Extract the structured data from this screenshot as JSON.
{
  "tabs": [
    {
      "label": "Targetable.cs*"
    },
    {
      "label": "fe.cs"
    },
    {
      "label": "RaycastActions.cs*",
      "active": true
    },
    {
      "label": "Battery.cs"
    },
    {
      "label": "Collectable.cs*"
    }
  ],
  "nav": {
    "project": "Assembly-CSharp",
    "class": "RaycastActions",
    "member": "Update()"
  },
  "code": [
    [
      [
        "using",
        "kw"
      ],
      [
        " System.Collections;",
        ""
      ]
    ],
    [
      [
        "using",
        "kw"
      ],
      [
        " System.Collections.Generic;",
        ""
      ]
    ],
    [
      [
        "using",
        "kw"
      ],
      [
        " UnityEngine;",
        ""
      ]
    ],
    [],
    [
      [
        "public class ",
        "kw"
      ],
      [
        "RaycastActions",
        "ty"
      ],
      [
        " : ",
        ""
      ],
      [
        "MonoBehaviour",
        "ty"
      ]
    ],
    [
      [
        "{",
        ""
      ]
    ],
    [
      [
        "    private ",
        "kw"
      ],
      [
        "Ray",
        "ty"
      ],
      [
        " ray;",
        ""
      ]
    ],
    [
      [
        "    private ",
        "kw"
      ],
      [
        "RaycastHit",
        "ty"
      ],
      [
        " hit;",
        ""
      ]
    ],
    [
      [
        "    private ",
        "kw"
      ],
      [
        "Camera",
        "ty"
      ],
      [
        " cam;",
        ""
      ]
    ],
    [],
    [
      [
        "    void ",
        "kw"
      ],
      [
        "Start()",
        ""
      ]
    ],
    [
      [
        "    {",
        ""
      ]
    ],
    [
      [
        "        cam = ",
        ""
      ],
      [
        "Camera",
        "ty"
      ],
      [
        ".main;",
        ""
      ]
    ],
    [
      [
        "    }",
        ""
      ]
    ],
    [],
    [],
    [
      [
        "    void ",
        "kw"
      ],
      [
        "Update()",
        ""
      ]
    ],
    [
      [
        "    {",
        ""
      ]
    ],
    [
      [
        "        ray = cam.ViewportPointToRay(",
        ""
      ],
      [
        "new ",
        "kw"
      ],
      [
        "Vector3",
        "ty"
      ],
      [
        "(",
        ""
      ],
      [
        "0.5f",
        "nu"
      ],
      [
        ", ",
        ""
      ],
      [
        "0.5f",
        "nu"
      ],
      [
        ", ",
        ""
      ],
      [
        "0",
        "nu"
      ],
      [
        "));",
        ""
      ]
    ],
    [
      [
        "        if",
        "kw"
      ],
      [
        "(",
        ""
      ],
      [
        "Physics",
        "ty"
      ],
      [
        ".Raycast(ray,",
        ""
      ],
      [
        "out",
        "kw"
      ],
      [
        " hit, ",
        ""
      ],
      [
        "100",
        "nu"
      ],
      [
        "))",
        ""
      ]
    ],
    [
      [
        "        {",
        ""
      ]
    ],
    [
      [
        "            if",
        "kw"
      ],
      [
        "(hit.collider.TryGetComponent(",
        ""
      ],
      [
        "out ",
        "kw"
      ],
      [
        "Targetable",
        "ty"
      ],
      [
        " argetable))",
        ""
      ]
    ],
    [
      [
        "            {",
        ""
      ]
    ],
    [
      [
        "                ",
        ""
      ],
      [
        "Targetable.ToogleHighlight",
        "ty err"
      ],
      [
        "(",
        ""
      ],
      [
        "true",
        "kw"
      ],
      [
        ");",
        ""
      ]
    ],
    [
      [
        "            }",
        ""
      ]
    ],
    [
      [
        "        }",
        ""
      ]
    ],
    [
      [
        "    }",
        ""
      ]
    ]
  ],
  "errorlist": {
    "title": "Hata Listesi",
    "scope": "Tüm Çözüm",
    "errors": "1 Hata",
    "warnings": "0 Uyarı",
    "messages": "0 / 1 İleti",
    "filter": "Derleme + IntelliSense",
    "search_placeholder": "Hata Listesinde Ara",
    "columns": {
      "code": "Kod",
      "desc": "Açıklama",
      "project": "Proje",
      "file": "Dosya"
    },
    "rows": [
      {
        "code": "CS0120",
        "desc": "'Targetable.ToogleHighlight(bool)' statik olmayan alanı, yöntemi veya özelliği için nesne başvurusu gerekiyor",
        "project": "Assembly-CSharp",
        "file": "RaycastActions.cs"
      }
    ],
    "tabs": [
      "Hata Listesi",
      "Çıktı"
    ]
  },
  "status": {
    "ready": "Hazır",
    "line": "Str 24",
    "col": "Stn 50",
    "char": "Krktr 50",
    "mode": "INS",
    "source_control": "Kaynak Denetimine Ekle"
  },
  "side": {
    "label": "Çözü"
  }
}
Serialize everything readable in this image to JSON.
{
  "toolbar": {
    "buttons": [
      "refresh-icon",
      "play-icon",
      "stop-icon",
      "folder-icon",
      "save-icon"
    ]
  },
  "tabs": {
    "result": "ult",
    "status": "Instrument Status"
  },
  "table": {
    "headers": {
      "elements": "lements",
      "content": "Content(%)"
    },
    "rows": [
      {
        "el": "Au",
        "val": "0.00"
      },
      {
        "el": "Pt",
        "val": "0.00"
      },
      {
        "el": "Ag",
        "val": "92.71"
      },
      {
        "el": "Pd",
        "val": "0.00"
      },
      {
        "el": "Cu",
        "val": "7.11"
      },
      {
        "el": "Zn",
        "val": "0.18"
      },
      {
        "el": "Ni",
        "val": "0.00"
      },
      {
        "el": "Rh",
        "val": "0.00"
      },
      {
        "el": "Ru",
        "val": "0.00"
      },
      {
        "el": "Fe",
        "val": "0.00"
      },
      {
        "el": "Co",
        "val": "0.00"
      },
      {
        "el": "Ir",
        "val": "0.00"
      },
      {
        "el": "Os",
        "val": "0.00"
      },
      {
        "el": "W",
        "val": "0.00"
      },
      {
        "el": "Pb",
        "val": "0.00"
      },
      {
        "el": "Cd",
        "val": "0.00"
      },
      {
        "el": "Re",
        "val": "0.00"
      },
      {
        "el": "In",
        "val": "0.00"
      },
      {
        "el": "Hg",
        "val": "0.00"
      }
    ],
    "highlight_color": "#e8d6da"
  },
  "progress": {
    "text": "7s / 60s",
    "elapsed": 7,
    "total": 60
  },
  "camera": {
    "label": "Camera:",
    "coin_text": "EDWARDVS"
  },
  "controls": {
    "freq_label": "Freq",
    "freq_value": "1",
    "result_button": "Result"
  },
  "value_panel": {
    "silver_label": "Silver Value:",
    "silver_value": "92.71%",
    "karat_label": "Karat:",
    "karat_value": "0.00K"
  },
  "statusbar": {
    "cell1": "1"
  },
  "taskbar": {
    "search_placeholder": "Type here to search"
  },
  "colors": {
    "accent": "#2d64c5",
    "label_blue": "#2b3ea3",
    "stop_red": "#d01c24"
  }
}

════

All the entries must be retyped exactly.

● **Response area**
Extract the structured data from this screenshot as JSON.
{
  "tabs": [
    {
      "label": "Targetable.cs*"
    },
    {
      "label": "fe.cs"
    },
    {
      "label": "RaycastActions.cs*",
      "active": true
    },
    {
      "label": "Battery.cs"
    },
    {
      "label": "Collectable.cs*"
    }
  ],
  "nav": {
    "project": "Assembly-CSharp",
    "class": "RaycastActions",
    "member": "Update()"
  },
  "code": [
    [
      [
        "using",
        "kw"
      ],
      [
        " System.Collections;",
        ""
      ]
    ],
    [
      [
        "using",
        "kw"
      ],
      [
        " System.Collections.Generic;",
        ""
      ]
    ],
    [
      [
        "using",
        "kw"
      ],
      [
        " UnityEngine;",
        ""
      ]
    ],
    [],
    [
      [
        "public class ",
        "kw"
      ],
      [
        "RaycastActions",
        "ty"
      ],
      [
        " : ",
        ""
      ],
      [
        "MonoBehaviour",
        "ty"
      ]
    ],
    [
      [
        "{",
        ""
      ]
    ],
    [
      [
        "    private ",
        "kw"
      ],
      [
        "Ray",
        "ty"
      ],
      [
        " ray;",
        ""
      ]
    ],
    [
      [
        "    private ",
        "kw"
      ],
      [
        "RaycastHit",
        "ty"
      ],
      [
        " hit;",
        ""
      ]
    ],
    [
      [
        "    private ",
        "kw"
      ],
      [
        "Camera",
        "ty"
      ],
      [
        " cam;",
        ""
      ]
    ],
    [],
    [
      [
        "    void ",
        "kw"
      ],
      [
        "Start()",
        ""
      ]
    ],
    [
      [
        "    {",
        ""
      ]
    ],
    [
      [
        "        cam = ",
        ""
      ],
      [
        "Camera",
        "ty"
      ],
      [
        ".main;",
        ""
      ]
    ],
    [
      [
        "    }",
        ""
      ]
    ],
    [],
    [],
    [
      [
        "    void ",
        "kw"
      ],
      [
        "Update()",
        ""
      ]
    ],
    [
      [
        "    {",
        ""
      ]
    ],
    [
      [
        "        ray = cam.ViewportPointToRay(",
        ""
      ],
      [
        "new ",
        "kw"
      ],
      [
        "Vector3",
        "ty"
      ],
      [
        "(",
        ""
      ],
      [
        "0.5f",
        "nu"
      ],
      [
        ", ",
        ""
      ],
      [
        "0.5f",
        "nu"
      ],
      [
        ", ",
        ""
      ],
      [
        "0",
        "nu"
      ],
      [
        "));",
        ""
      ]
    ],
    [
      [
        "        if",
        "kw"
      ],
      [
        "(",
        ""
      ],
      [
        "Physics",
        "ty"
      ],
      [
        ".Raycast(ray,",
        ""
      ],
      [
        "out",
        "kw"
      ],
      [
        " hit, ",
        ""
      ],
      [
        "100",
        "nu"
      ],
      [
        "))",
        ""
      ]
    ],
    [
      [
        "        {",
        ""
      ]
    ],
    [
      [
        "            if",
        "kw"
      ],
      [
        "(hit.collider.TryGetComponent(",
        ""
      ],
      [
        "out ",
        "kw"
      ],
      [
        "Targetable",
        "ty"
      ],
      [
        " argetable))",
        ""
      ]
    ],
    [
      [
        "            {",
        ""
      ]
    ],
    [
      [
        "                ",
        ""
      ],
      [
        "Targetable.ToogleHighlight",
        "ty err"
      ],
      [
        "(",
        ""
      ],
      [
        "true",
        "kw"
      ],
      [
        ");",
        ""
      ]
    ],
    [
      [
        "            }",
        ""
      ]
    ],
    [
      [
        "        }",
        ""
      ]
    ],
    [
      [
        "    }",
        ""
      ]
    ]
  ],
  "errorlist": {
    "title": "Hata Listesi",
    "scope": "Tüm Çözüm",
    "errors": "1 Hata",
    "warnings": "0 Uyarı",
    "messages": "0 / 1 İleti",
    "filter": "Derleme + IntelliSense",
    "search_placeholder": "Hata Listesinde Ara",
    "columns": {
      "code": "Kod",
      "desc": "Açıklama",
      "project": "Proje",
      "file": "Dosya"
    },
    "rows": [
      {
        "code": "CS0120",
        "desc": "'Targetable.ToogleHighlight(bool)' statik olmayan alanı, yöntemi veya özelliği için nesne başvurusu gerekiyor",
        "project": "Assembly-CSharp",
        "file": "RaycastActions.cs"
      }
    ],
    "tabs": [
      "Hata Listesi",
      "Çıktı"
    ]
  },
  "status": {
    "ready": "Hazır",
    "line": "Str 24",
    "col": "Stn 50",
    "char": "Krktr 50",
    "mode": "INS",
    "source_control": "Kaynak Denetimine Ekle"
  },
  "side": {
    "label": "Çözü"
  }
}
Serialize everything readable in this image to JSON.
{
  "toolbar": {
    "buttons": [
      "refresh-icon",
      "play-icon",
      "stop-icon",
      "folder-icon",
      "save-icon"
    ]
  },
  "tabs": {
    "result": "ult",
    "status": "Instrument Status"
  },
  "table": {
    "headers": {
      "elements": "lements",
      "content": "Content(%)"
    },
    "rows": [
      {
        "el": "Au",
        "val": "0.00"
      },
      {
        "el": "Pt",
        "val": "0.00"
      },
      {
        "el": "Ag",
        "val": "92.71"
      },
      {
        "el": "Pd",
        "val": "0.00"
      },
      {
        "el": "Cu",
        "val": "7.11"
      },
      {
        "el": "Zn",
        "val": "0.18"
      },
      {
        "el": "Ni",
        "val": "0.00"
      },
      {
        "el": "Rh",
        "val": "0.00"
      },
      {
        "el": "Ru",
        "val": "0.00"
      },
      {
        "el": "Fe",
        "val": "0.00"
      },
      {
        "el": "Co",
        "val": "0.00"
      },
      {
        "el": "Ir",
        "val": "0.00"
      },
      {
        "el": "Os",
        "val": "0.00"
      },
      {
        "el": "W",
        "val": "0.00"
      },
      {
        "el": "Pb",
        "val": "0.00"
      },
      {
        "el": "Cd",
        "val": "0.00"
      },
      {
        "el": "Re",
        "val": "0.00"
      },
      {
        "el": "In",
        "val": "0.00"
      },
      {
        "el": "Hg",
        "val": "0.00"
      }
    ],
    "highlight_color": "#e8d6da"
  },
  "progress": {
    "text": "7s / 60s",
    "elapsed": 7,
    "total": 60
  },
  "camera": {
    "label": "Camera:",
    "coin_text": "EDWARDVS"
  },
  "controls": {
    "freq_label": "Freq",
    "freq_value": "1",
    "result_button": "Result"
  },
  "value_panel": {
    "silver_label": "Silver Value:",
    "silver_value": "92.71%",
    "karat_label": "Karat:",
    "karat_value": "0.00K"
  },
  "statusbar": {
    "cell1": "1"
  },
  "taskbar": {
    "search_placeholder": "Type here to search"
  },
  "colors": {
    "accent": "#2d64c5",
    "label_blue": "#2b3ea3",
    "stop_red": "#d01c24"
  }
}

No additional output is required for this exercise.